- To do -
Could the whole of the data below be written out verbatim?

──────── Records to use ────────

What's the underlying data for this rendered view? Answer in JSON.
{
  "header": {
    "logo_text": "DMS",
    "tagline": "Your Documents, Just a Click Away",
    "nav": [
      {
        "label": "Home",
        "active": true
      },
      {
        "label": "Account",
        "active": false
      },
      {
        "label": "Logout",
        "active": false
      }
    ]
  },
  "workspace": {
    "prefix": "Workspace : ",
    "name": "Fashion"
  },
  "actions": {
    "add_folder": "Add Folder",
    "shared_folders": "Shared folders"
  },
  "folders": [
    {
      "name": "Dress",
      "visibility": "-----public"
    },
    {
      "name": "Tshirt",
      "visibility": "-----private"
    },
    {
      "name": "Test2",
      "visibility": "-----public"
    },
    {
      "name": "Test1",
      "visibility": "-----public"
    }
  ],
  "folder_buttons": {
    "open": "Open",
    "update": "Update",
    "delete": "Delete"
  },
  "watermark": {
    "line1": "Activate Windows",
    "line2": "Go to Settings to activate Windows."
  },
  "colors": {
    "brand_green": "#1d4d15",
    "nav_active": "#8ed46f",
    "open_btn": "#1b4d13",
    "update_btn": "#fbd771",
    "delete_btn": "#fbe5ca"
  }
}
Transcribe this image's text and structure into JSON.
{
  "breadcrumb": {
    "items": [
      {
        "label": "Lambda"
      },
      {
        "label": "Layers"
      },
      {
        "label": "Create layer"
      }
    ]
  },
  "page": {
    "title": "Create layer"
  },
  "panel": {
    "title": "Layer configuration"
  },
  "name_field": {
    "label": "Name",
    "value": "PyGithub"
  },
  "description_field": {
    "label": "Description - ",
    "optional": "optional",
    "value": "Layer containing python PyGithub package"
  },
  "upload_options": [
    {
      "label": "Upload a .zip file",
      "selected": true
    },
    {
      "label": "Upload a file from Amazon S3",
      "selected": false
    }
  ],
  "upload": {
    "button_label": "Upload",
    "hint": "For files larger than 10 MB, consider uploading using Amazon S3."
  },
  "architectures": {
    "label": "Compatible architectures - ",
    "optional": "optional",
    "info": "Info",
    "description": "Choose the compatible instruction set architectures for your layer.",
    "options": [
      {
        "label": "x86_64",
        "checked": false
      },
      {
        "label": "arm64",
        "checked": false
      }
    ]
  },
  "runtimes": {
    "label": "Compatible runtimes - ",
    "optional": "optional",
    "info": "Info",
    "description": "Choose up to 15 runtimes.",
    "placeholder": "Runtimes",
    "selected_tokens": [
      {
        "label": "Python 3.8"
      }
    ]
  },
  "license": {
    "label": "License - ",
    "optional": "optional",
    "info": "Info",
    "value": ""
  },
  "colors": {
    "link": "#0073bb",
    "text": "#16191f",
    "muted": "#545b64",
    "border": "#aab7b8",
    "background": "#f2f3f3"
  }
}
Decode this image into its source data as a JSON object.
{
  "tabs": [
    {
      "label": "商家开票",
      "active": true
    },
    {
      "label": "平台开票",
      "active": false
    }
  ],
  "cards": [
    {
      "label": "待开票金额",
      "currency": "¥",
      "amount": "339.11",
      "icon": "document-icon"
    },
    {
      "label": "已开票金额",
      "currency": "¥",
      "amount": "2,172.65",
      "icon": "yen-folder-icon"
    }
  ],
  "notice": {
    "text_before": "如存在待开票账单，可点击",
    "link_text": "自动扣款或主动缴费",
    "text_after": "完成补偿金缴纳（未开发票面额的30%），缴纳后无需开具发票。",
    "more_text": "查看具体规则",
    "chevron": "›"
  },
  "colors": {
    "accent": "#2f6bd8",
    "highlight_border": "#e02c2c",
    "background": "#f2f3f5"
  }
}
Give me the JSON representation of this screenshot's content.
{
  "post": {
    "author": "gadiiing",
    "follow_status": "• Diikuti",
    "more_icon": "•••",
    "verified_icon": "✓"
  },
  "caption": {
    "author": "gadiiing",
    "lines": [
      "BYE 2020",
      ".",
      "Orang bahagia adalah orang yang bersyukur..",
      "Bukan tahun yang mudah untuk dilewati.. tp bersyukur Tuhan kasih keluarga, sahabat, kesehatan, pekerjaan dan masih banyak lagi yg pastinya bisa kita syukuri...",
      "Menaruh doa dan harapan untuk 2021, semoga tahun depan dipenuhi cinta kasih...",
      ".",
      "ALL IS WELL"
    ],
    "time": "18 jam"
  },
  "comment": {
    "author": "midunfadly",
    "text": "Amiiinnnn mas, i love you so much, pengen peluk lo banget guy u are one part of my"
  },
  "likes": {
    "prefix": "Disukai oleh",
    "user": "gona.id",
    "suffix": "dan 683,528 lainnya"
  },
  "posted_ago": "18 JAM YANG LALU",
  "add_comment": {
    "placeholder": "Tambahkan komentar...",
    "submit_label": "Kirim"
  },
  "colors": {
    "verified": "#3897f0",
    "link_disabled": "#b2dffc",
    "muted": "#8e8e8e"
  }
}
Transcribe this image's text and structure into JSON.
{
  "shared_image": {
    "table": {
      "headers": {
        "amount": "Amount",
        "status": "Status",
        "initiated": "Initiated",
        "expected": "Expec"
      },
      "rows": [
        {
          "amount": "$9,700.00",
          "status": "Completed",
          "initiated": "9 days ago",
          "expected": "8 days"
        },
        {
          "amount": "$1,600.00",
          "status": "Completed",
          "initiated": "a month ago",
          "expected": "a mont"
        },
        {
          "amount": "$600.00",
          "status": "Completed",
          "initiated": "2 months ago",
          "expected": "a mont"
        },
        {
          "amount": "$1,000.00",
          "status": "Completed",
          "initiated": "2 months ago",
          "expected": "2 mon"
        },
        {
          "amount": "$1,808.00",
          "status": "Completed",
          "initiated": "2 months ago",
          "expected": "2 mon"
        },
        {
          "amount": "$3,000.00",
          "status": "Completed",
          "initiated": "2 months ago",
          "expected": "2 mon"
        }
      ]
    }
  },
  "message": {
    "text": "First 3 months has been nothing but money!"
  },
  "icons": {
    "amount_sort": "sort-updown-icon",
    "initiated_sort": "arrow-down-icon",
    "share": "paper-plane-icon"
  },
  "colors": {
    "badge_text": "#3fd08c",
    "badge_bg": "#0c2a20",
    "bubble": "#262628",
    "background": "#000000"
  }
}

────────

- Response below -
What's the underlying data for this rendered view? Answer in JSON.
{
  "header": {
    "logo_text": "DMS",
    "tagline": "Your Documents, Just a Click Away",
    "nav": [
      {
        "label": "Home",
        "active": true
      },
      {
        "label": "Account",
        "active": false
      },
      {
        "label": "Logout",
        "active": false
      }
    ]
  },
  "workspace": {
    "prefix": "Workspace : ",
    "name": "Fashion"
  },
  "actions": {
    "add_folder": "Add Folder",
    "shared_folders": "Shared folders"
  },
  "folders": [
    {
      "name": "Dress",
      "visibility": "-----public"
    },
    {
      "name": "Tshirt",
      "visibility": "-----private"
    },
    {
      "name": "Test2",
      "visibility": "-----public"
    },
    {
      "name": "Test1",
      "visibility": "-----public"
    }
  ],
  "folder_buttons": {
    "open": "Open",
    "update": "Update",
    "delete": "Delete"
  },
  "watermark": {
    "line1": "Activate Windows",
    "line2": "Go to Settings to activate Windows."
  },
  "colors": {
    "brand_green": "#1d4d15",
    "nav_active": "#8ed46f",
    "open_btn": "#1b4d13",
    "update_btn": "#fbd771",
    "delete_btn": "#fbe5ca"
  }
}
Transcribe this image's text and structure into JSON.
{
  "breadcrumb": {
    "items": [
      {
        "label": "Lambda"
      },
      {
        "label": "Layers"
      },
      {
        "label": "Create layer"
      }
    ]
  },
  "page": {
    "title": "Create layer"
  },
  "panel": {
    "title": "Layer configuration"
  },
  "name_field": {
    "label": "Name",
    "value": "PyGithub"
  },
  "description_field": {
    "label": "Description - ",
    "optional": "optional",
    "value": "Layer containing python PyGithub package"
  },
  "upload_options": [
    {
      "label": "Upload a .zip file",
      "selected": true
    },
    {
      "label": "Upload a file from Amazon S3",
      "selected": false
    }
  ],
  "upload": {
    "button_label": "Upload",
    "hint": "For files larger than 10 MB, consider uploading using Amazon S3."
  },
  "architectures": {
    "label": "Compatible architectures - ",
    "optional": "optional",
    "info": "Info",
    "description": "Choose the compatible instruction set architectures for your layer.",
    "options": [
      {
        "label": "x86_64",
        "checked": false
      },
      {
        "label": "arm64",
        "checked": false
      }
    ]
  },
  "runtimes": {
    "label": "Compatible runtimes - ",
    "optional": "optional",
    "info": "Info",
    "description": "Choose up to 15 runtimes.",
    "placeholder": "Runtimes",
    "selected_tokens": [
      {
        "label": "Python 3.8"
      }
    ]
  },
  "license": {
    "label": "License - ",
    "optional": "optional",
    "info": "Info",
    "value": ""
  },
  "colors": {
    "link": "#0073bb",
    "text": "#16191f",
    "muted": "#545b64",
    "border": "#aab7b8",
    "background": "#f2f3f3"
  }
}
Decode this image into its source data as a JSON object.
{
  "tabs": [
    {
      "label": "商家开票",
      "active": true
    },
    {
      "label": "平台开票",
      "active": false
    }
  ],
  "cards": [
    {
      "label": "待开票金额",
      "currency": "¥",
      "amount": "339.11",
      "icon": "document-icon"
    },
    {
      "label": "已开票金额",
      "currency": "¥",
      "amount": "2,172.65",
      "icon": "yen-folder-icon"
    }
  ],
  "notice": {
    "text_before": "如存在待开票账单，可点击",
    "link_text": "自动扣款或主动缴费",
    "text_after": "完成补偿金缴纳（未开发票面额的30%），缴纳后无需开具发票。",
    "more_text": "查看具体规则",
    "chevron": "›"
  },
  "colors": {
    "accent": "#2f6bd8",
    "highlight_border": "#e02c2c",
    "background": "#f2f3f5"
  }
}
Give me the JSON representation of this screenshot's content.
{
  "post": {
    "author": "gadiiing",
    "follow_status": "• Diikuti",
    "more_icon": "•••",
    "verified_icon": "✓"
  },
  "caption": {
    "author": "gadiiing",
    "lines": [
      "BYE 2020",
      ".",
      "Orang bahagia adalah orang yang bersyukur..",
      "Bukan tahun yang mudah untuk dilewati.. tp bersyukur Tuhan kasih keluarga, sahabat, kesehatan, pekerjaan dan masih banyak lagi yg pastinya bisa kita syukuri...",
      "Menaruh doa dan harapan untuk 2021, semoga tahun depan dipenuhi cinta kasih...",
      ".",
      "ALL IS WELL"
    ],
    "time": "18 jam"
  },
  "comment": {
    "author": "midunfadly",
    "text": "Amiiinnnn mas, i love you so much, pengen peluk lo banget guy u are one part of my"
  },
  "likes": {
    "prefix": "Disukai oleh",
    "user": "gona.id",
    "suffix": "dan 683,528 lainnya"
  },
  "posted_ago": "18 JAM YANG LALU",
  "add_comment": {
    "placeholder": "Tambahkan komentar...",
    "submit_label": "Kirim"
  },
  "colors": {
    "verified": "#3897f0",
    "link_disabled": "#b2dffc",
    "muted": "#8e8e8e"
  }
}
Transcribe this image's text and structure into JSON.
{
  "shared_image": {
    "table": {
      "headers": {
        "amount": "Amount",
        "status": "Status",
        "initiated": "Initiated",
        "expected": "Expec"
      },
      "rows": [
        {
          "amount": "$9,700.00",
          "status": "Completed",
          "initiated": "9 days ago",
          "expected": "8 days"
        },
        {
          "amount": "$1,600.00",
          "status": "Completed",
          "initiated": "a month ago",
          "expected": "a mont"
        },
        {
          "amount": "$600.00",
          "status": "Completed",
          "initiated": "2 months ago",
          "expected": "a mont"
        },
        {
          "amount": "$1,000.00",
          "status": "Completed",
          "initiated": "2 months ago",
          "expected": "2 mon"
        },
        {
          "amount": "$1,808.00",
          "status": "Completed",
          "initiated": "2 months ago",
          "expected": "2 mon"
        },
        {
          "amount": "$3,000.00",
          "status": "Completed",
          "initiated": "2 months ago",
          "expected": "2 mon"
        }
      ]
    }
  },
  "message": {
    "text": "First 3 months has been nothing but money!"
  },
  "icons": {
    "amount_sort": "sort-updown-icon",
    "initiated_sort": "arrow-down-icon",
    "share": "paper-plane-icon"
  },
  "colors": {
    "badge_text": "#3fd08c",
    "badge_bg": "#0c2a20",
    "bubble": "#262628",
    "background": "#000000"
  }
}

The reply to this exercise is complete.